(Extracted records)

━━━━━━━━━━━━━━━━━━━━━━━━━━━━━━

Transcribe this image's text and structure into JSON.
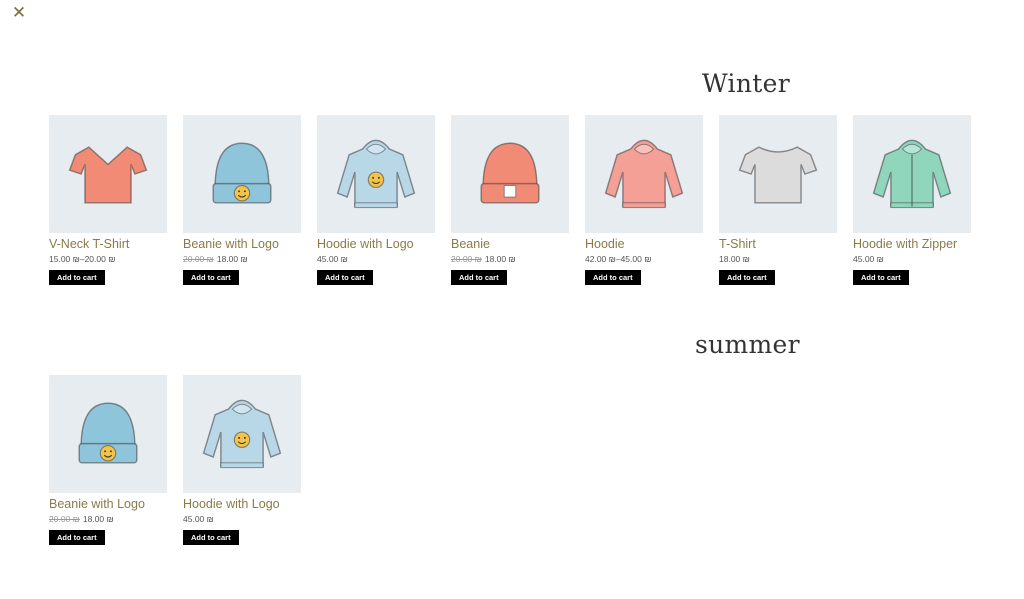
{
  "close_icon": "close-icon",
  "accent_color": "#8a7a48",
  "sections": [
    {
      "title": "Winter",
      "products": [
        {
          "name": "V-Neck T-Shirt",
          "price": "15.00 ₪–20.00 ₪",
          "old_price": "",
          "button": "Add to cart",
          "icon": "vneck-tshirt-icon",
          "color": "#f28b75"
        },
        {
          "name": "Beanie with Logo",
          "price": "18.00 ₪",
          "old_price": "20.00 ₪",
          "button": "Add to cart",
          "icon": "beanie-logo-icon",
          "color": "#8fc5da"
        },
        {
          "name": "Hoodie with Logo",
          "price": "45.00 ₪",
          "old_price": "",
          "button": "Add to cart",
          "icon": "hoodie-logo-icon",
          "color": "#b8d8e8"
        },
        {
          "name": "Beanie",
          "price": "18.00 ₪",
          "old_price": "20.00 ₪",
          "button": "Add to cart",
          "icon": "beanie-icon",
          "color": "#f28b75"
        },
        {
          "name": "Hoodie",
          "price": "42.00 ₪–45.00 ₪",
          "old_price": "",
          "button": "Add to cart",
          "icon": "hoodie-icon",
          "color": "#f4a096"
        },
        {
          "name": "T-Shirt",
          "price": "18.00 ₪",
          "old_price": "",
          "button": "Add to cart",
          "icon": "tshirt-icon",
          "color": "#dcdcdc"
        },
        {
          "name": "Hoodie with Zipper",
          "price": "45.00 ₪",
          "old_price": "",
          "button": "Add to cart",
          "icon": "hoodie-zipper-icon",
          "color": "#8fd6bd"
        }
      ]
    },
    {
      "title": "summer",
      "products": [
        {
          "name": "Beanie with Logo",
          "price": "18.00 ₪",
          "old_price": "20.00 ₪",
          "button": "Add to cart",
          "icon": "beanie-logo-icon",
          "color": "#8fc5da"
        },
        {
          "name": "Hoodie with Logo",
          "price": "45.00 ₪",
          "old_price": "",
          "button": "Add to cart",
          "icon": "hoodie-logo-icon",
          "color": "#b8d8e8"
        }
      ]
    }
  ]
}
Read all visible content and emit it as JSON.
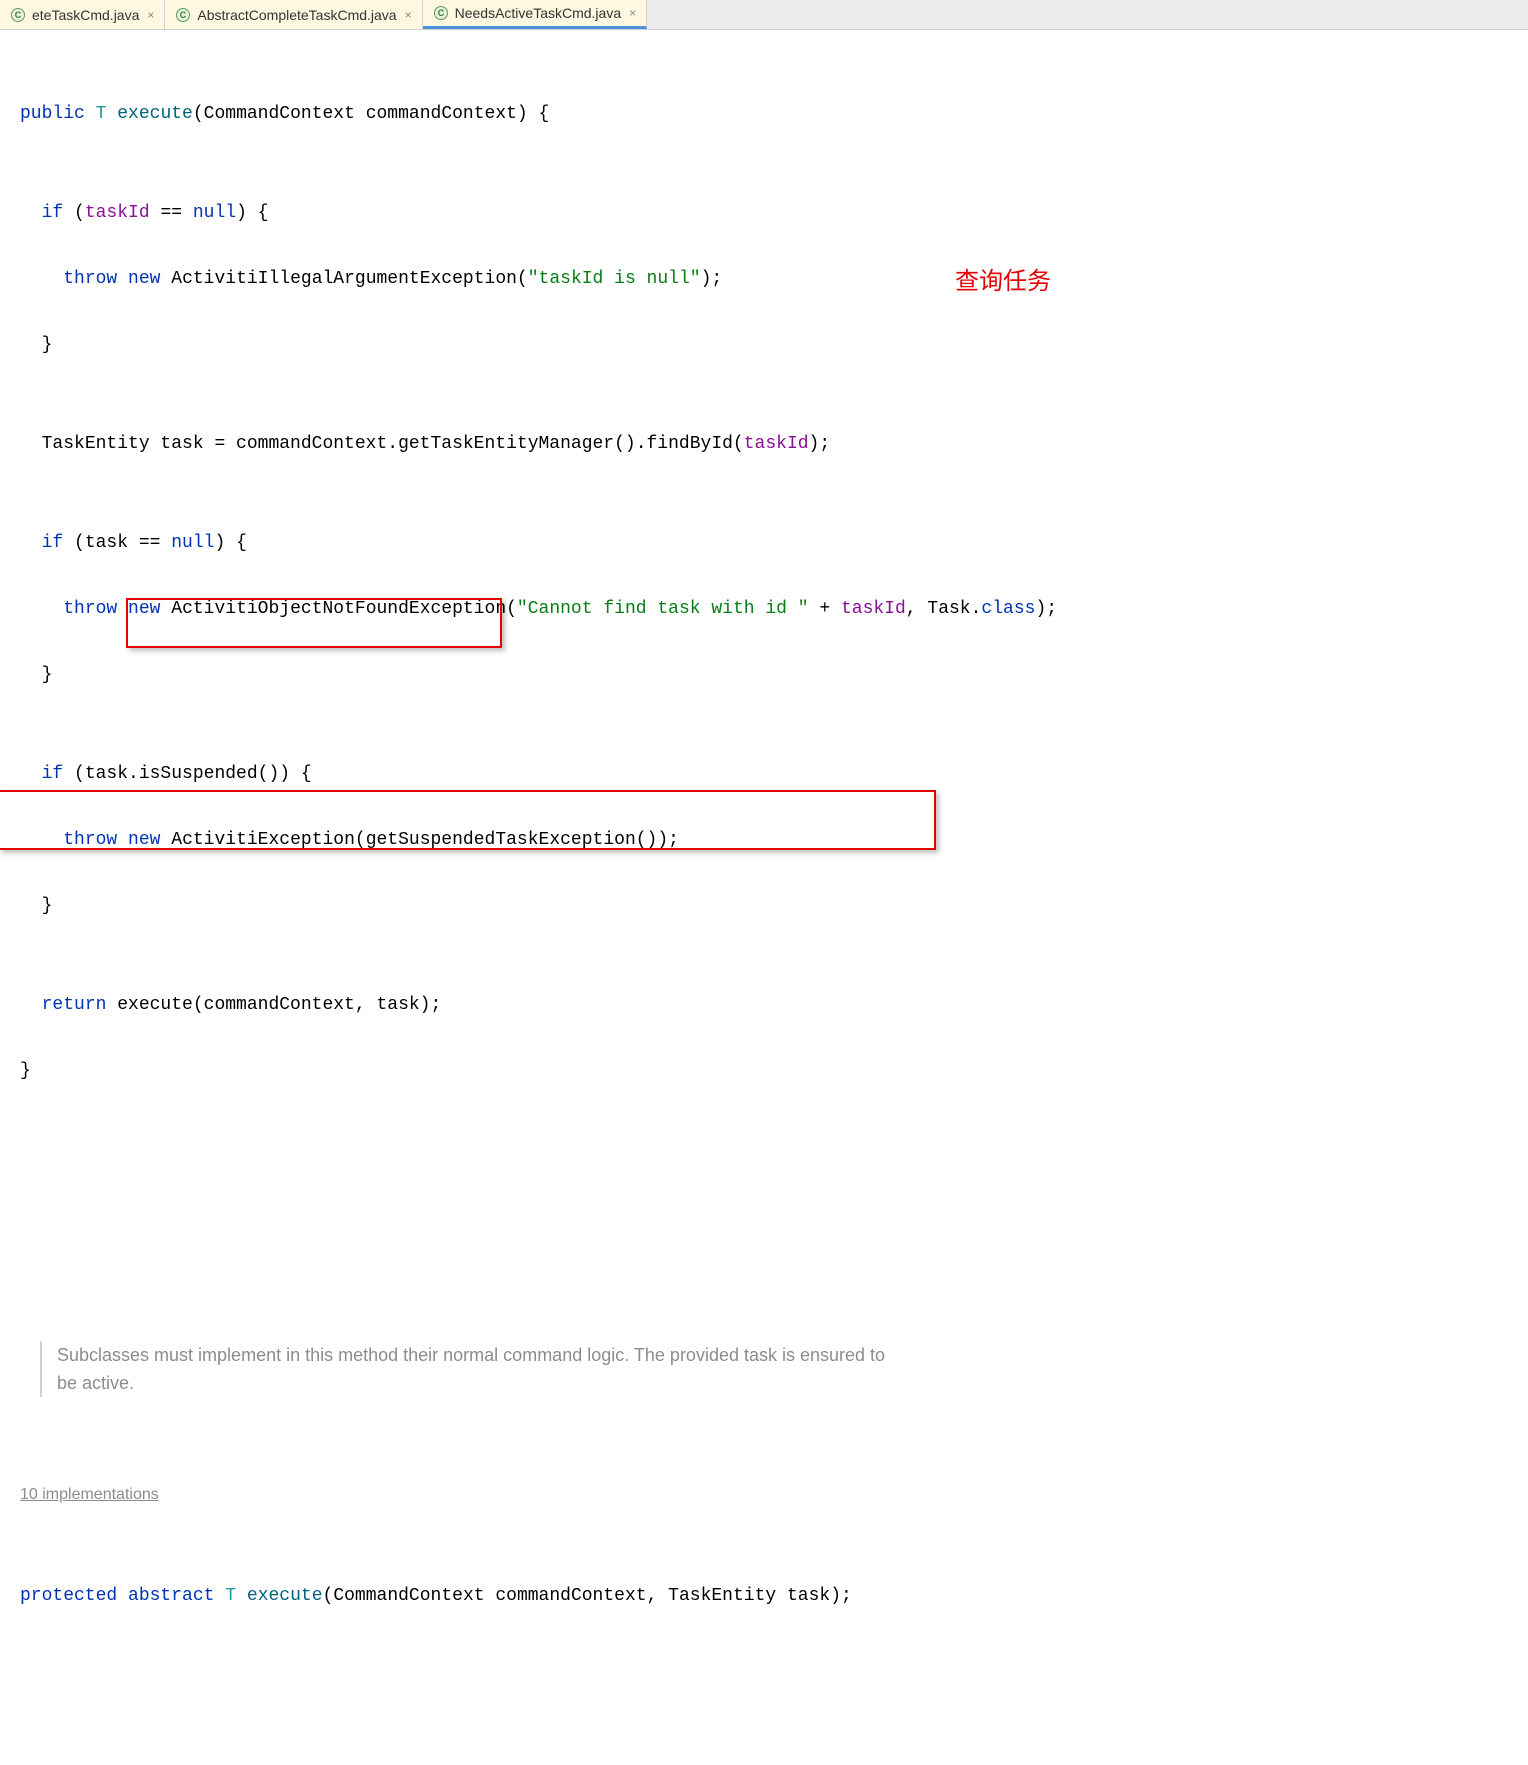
{
  "tabs": [
    {
      "label": "eteTaskCmd.java",
      "active": false,
      "highlighted": true
    },
    {
      "label": "AbstractCompleteTaskCmd.java",
      "active": false,
      "highlighted": true
    },
    {
      "label": "NeedsActiveTaskCmd.java",
      "active": true,
      "highlighted": true
    }
  ],
  "code": {
    "line1": {
      "kw_public": "public",
      "type_T": "T",
      "method": "execute",
      "params": "(CommandContext commandContext) {"
    },
    "line3": {
      "kw_if": "if",
      "open": " (",
      "field": "taskId",
      "op": " == ",
      "kw_null": "null",
      "close": ") {"
    },
    "line4": {
      "kw_throw": "throw",
      "sp1": " ",
      "kw_new": "new",
      "sp2": " ",
      "class": "ActivitiIllegalArgumentException(",
      "string": "\"taskId is null\"",
      "end": ");"
    },
    "line5": {
      "brace": "}"
    },
    "line7": {
      "prefix": "TaskEntity task = commandContext.getTaskEntityManager().findById(",
      "field": "taskId",
      "end": ");"
    },
    "line8": {
      "kw_if": "if",
      "open": " (task == ",
      "kw_null": "null",
      "close": ") {"
    },
    "line9": {
      "kw_throw": "throw",
      "sp1": " ",
      "kw_new": "new",
      "sp2": " ",
      "class": "ActivitiObjectNotFoundException(",
      "string": "\"Cannot find task with id \"",
      "plus": " + ",
      "field": "taskId",
      "mid": ", Task.",
      "kw_class": "class",
      "end": ");"
    },
    "line10": {
      "brace": "}"
    },
    "line12": {
      "kw_if": "if",
      "rest": " (task.isSuspended()) {"
    },
    "line13": {
      "kw_throw": "throw",
      "sp1": " ",
      "kw_new": "new",
      "sp2": " ",
      "class": "ActivitiException(getSuspendedTaskException());"
    },
    "line14": {
      "brace": "}"
    },
    "line16": {
      "kw_return": "return",
      "rest": " execute(commandContext, task);"
    },
    "line17": {
      "brace": "}"
    }
  },
  "annotation_query": "查询任务",
  "javadoc": "Subclasses must implement in this method their normal command logic. The provided task is ensured to be active.",
  "implementations_hint": "10 implementations",
  "abstract_method": {
    "kw_protected": "protected",
    "sp1": " ",
    "kw_abstract": "abstract",
    "sp2": " ",
    "type_T": "T",
    "sp3": " ",
    "method": "execute",
    "params": "(CommandContext commandContext, TaskEntity task);"
  }
}
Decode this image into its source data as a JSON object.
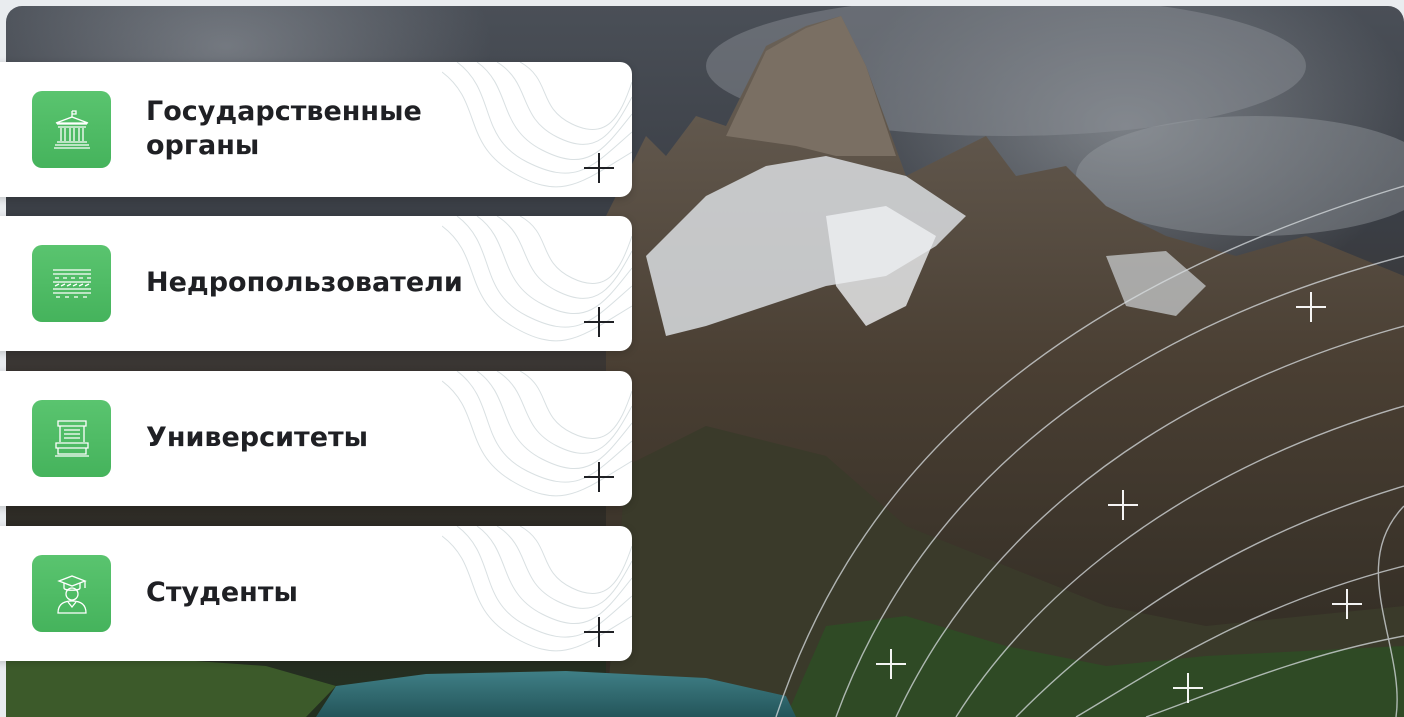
{
  "categories": [
    {
      "label": "Государственные органы",
      "icon": "government-building-icon",
      "expand_icon": "plus-icon"
    },
    {
      "label": "Недропользователи",
      "icon": "mineral-layers-icon",
      "expand_icon": "plus-icon"
    },
    {
      "label": "Университеты",
      "icon": "university-books-icon",
      "expand_icon": "plus-icon"
    },
    {
      "label": "Студенты",
      "icon": "student-graduate-icon",
      "expand_icon": "plus-icon"
    }
  ],
  "colors": {
    "accent": "#4dba63",
    "card_bg": "#ffffff",
    "text": "#1f2024"
  },
  "background": {
    "image": "mountain-landscape"
  }
}
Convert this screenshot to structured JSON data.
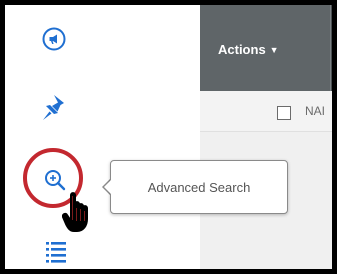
{
  "grid": {
    "actions_label": "Actions",
    "actions_caret": "▼",
    "name_column_partial": "NAI"
  },
  "tooltip": {
    "text": "Advanced Search"
  },
  "nav": {
    "items": [
      {
        "icon": "megaphone-icon"
      },
      {
        "icon": "pin-icon"
      },
      {
        "icon": "zoom-in-icon"
      },
      {
        "icon": "list-icon"
      }
    ]
  },
  "colors": {
    "accent_blue": "#1f6fd1",
    "header_gray": "#5f6568",
    "highlight_red": "#c3282f"
  }
}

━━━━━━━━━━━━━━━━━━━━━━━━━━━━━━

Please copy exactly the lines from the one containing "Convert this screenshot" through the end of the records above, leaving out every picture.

Convert this screenshot to structured JSON data.
{
  "grid": {
    "actions_label": "Actions",
    "actions_caret": "▼",
    "name_column_partial": "NAI"
  },
  "tooltip": {
    "text": "Advanced Search"
  },
  "nav": {
    "items": [
      {
        "icon": "megaphone-icon"
      },
      {
        "icon": "pin-icon"
      },
      {
        "icon": "zoom-in-icon"
      },
      {
        "icon": "list-icon"
      }
    ]
  },
  "colors": {
    "accent_blue": "#1f6fd1",
    "header_gray": "#5f6568",
    "highlight_red": "#c3282f"
  }
}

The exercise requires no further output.